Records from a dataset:
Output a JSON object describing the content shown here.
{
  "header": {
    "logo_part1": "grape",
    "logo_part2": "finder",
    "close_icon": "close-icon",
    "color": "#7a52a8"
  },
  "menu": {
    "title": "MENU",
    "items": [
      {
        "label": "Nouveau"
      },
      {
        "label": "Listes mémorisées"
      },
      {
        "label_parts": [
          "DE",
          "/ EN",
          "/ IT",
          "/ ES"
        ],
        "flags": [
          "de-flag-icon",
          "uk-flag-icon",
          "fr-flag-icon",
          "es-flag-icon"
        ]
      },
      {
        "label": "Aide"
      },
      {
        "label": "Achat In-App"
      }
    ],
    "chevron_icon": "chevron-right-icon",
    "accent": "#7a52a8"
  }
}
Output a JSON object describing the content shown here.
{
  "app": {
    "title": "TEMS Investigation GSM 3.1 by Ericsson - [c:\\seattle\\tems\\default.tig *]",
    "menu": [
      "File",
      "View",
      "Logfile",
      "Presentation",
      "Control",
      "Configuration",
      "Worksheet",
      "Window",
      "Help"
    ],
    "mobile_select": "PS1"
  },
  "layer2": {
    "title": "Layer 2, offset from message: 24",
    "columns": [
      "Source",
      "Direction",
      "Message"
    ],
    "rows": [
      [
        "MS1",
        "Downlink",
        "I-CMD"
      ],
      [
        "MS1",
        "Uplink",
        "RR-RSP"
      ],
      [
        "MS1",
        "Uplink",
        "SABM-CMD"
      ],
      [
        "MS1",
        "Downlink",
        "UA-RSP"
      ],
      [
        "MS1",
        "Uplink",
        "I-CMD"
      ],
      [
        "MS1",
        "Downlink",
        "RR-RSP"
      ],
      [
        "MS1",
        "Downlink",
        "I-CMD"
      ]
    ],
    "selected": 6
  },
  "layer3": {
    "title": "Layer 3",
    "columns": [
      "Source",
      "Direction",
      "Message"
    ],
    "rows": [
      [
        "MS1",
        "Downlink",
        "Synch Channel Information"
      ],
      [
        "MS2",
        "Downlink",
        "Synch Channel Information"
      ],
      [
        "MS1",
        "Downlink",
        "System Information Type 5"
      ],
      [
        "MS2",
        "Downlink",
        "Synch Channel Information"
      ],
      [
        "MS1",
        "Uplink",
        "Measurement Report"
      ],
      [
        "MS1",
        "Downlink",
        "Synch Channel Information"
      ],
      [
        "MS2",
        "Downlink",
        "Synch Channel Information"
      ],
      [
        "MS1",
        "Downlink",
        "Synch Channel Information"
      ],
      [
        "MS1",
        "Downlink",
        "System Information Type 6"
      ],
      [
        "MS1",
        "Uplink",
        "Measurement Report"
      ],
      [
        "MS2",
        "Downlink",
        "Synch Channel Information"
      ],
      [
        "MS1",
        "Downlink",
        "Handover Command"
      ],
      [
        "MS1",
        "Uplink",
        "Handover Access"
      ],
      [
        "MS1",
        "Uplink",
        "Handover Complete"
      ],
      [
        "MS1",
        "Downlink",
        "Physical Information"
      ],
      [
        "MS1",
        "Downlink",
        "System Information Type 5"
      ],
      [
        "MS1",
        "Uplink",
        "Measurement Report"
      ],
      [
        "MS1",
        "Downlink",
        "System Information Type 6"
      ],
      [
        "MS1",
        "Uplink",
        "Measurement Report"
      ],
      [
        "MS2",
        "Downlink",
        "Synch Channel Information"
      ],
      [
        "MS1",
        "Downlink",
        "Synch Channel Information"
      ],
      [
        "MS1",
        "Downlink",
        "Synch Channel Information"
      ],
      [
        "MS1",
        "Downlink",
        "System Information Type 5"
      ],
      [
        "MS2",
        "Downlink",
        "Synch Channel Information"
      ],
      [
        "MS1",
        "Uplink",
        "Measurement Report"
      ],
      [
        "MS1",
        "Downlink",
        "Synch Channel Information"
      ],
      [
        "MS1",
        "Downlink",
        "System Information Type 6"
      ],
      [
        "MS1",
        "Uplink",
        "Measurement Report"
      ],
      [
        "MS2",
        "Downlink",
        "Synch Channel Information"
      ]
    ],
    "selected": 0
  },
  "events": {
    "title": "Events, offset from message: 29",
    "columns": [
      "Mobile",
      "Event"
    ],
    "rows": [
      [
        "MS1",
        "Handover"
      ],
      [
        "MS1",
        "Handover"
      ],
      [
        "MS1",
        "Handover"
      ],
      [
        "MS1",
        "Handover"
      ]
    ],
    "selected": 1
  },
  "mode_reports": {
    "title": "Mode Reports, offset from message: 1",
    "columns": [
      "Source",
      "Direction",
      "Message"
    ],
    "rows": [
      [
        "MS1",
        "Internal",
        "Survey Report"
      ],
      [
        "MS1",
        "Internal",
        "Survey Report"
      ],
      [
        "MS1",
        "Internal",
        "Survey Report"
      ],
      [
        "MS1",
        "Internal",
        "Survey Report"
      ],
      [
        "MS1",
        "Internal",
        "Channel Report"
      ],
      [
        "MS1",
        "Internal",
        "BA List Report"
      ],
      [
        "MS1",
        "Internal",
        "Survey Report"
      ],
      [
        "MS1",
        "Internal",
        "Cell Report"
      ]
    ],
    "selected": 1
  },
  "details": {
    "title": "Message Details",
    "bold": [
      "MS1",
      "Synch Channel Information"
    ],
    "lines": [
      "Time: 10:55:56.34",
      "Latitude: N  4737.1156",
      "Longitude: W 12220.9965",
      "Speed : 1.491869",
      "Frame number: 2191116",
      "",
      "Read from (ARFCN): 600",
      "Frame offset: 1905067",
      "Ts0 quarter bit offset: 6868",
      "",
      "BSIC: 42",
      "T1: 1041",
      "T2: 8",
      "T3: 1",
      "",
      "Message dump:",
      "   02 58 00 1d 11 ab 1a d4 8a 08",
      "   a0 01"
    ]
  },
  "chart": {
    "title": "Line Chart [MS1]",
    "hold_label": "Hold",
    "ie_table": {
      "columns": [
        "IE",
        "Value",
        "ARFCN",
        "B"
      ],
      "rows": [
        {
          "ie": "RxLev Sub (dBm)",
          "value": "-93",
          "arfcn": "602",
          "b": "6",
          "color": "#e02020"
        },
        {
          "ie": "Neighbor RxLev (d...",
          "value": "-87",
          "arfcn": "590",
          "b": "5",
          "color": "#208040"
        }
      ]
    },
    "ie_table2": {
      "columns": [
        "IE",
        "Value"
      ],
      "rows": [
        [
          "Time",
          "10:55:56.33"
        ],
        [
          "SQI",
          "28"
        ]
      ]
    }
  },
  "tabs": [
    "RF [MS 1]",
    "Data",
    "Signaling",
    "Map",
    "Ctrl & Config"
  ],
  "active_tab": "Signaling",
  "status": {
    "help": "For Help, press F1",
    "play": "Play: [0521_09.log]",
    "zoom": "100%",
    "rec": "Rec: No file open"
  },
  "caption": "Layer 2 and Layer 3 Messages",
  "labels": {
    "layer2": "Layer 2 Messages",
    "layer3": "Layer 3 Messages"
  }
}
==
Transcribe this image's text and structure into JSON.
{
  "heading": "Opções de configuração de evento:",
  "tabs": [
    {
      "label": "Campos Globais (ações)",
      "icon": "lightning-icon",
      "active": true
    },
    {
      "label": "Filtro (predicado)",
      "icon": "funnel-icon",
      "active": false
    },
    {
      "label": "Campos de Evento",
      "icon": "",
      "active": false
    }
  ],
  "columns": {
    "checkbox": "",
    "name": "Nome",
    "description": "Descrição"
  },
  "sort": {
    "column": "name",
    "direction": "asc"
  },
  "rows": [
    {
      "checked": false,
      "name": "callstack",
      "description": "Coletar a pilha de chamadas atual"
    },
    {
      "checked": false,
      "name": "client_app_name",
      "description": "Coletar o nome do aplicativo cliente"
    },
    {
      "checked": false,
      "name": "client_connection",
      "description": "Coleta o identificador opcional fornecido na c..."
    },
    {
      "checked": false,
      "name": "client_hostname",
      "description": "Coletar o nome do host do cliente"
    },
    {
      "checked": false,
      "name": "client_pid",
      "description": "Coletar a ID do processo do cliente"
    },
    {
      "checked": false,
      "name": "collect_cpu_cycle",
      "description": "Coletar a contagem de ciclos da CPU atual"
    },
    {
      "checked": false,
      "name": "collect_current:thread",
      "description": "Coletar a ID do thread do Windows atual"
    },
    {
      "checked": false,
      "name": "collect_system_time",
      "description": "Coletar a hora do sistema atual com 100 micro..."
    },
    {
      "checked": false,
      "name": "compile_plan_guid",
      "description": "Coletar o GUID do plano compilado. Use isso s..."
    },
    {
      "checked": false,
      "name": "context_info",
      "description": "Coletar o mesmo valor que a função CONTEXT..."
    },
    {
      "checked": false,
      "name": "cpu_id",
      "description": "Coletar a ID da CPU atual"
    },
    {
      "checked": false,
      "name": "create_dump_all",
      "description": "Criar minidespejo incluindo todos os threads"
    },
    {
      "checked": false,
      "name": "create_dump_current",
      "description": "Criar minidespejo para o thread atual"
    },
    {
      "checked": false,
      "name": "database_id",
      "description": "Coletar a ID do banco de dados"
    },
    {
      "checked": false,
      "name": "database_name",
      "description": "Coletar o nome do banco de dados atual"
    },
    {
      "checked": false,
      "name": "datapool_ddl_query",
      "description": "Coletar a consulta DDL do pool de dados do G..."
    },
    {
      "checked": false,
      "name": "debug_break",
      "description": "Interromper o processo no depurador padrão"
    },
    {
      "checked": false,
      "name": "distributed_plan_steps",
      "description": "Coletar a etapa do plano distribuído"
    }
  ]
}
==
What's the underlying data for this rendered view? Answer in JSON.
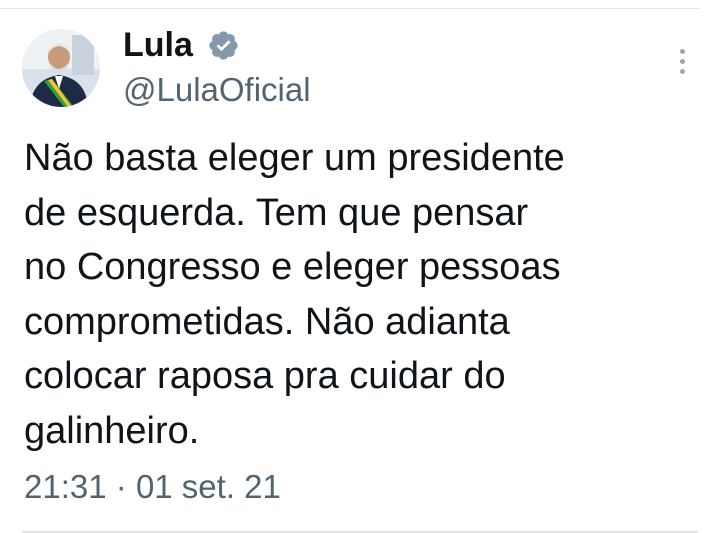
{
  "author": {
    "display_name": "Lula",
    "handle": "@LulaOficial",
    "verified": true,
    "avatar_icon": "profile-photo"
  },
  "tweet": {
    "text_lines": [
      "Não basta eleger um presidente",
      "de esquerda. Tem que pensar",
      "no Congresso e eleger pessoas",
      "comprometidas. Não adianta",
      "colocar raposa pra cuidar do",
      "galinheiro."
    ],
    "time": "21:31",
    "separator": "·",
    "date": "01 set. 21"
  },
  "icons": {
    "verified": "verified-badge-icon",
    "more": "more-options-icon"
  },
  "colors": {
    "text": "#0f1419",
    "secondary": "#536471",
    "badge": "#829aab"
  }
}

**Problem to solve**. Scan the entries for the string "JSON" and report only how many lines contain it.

**Completed task**. 4